Addictions can provide you with a false sense of control, allowing you to believe that you know exactly how much of an addictive substance you can take before you’ll face disaster. The longer you use drugs, however, the larger your doses might become.
Many people in Ohio have learned this the hard way, when they’ve taken fatal doses of drugs they might have considered harmless.
Ohio drug treatment programs can handle almost any kind of addiction you can think of. According to the Substance Abuse and Mental Services Administration, marijuana was responsible for many of the treatment admissions in Ohio in 2010, but other drugs of abuse included:
- Prescription opiates
Some people develop multiple addictions at the same time, mixing and matching their drugs of abuse in order to create a customized drug-using experience. These poly-drug addictions can be particularly difficult to kick without help, as people may become intensely accustomed to using drugs both to help them wake up and to help them sleep.
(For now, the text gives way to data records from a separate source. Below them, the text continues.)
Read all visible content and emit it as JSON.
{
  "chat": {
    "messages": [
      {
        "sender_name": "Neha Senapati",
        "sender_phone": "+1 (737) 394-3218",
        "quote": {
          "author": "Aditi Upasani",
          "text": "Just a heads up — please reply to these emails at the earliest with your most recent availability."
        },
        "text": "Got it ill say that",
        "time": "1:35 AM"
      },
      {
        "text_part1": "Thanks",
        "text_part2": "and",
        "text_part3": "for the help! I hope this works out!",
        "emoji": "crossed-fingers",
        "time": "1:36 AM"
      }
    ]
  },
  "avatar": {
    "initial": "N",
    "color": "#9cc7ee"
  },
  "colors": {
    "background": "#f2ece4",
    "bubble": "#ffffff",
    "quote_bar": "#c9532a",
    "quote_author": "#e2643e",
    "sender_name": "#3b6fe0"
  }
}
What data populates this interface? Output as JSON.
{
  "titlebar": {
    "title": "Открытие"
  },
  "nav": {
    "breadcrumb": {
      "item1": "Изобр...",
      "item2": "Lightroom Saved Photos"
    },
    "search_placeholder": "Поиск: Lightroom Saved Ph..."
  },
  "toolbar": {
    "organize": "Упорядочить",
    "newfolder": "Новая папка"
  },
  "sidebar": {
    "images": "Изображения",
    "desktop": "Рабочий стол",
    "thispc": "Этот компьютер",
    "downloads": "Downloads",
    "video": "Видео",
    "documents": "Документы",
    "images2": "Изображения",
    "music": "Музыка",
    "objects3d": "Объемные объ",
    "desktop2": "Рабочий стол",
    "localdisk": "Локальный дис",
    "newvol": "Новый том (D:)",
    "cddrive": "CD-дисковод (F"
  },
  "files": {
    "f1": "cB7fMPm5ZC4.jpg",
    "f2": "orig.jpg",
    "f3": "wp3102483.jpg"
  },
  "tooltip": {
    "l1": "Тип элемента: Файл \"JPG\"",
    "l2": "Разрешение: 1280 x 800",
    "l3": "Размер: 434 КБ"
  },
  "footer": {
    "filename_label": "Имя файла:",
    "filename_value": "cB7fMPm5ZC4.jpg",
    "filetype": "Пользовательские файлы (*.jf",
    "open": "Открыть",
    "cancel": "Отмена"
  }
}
Ohio treatment centers may be of immense help to you if you’re dealing with a problem like this.
The Access to Recovery program, for example, provides vouchers that can help Ohio residents pay for the addiction care they’ll need in order to get well. Income requirements apply, but this could be a good option for some people in need of recovery services. The Recovery to Work program can help some people find good jobs while they’re working on their addiction recovery, and this could also be quite helpful for you if your addiction has left you unable to find meaningful and profitable work. Ohio even provides an electronic counseling program, known as eCAM, that could help you to learn more about your addiction and take steps to control it, all from the comfort of your own home.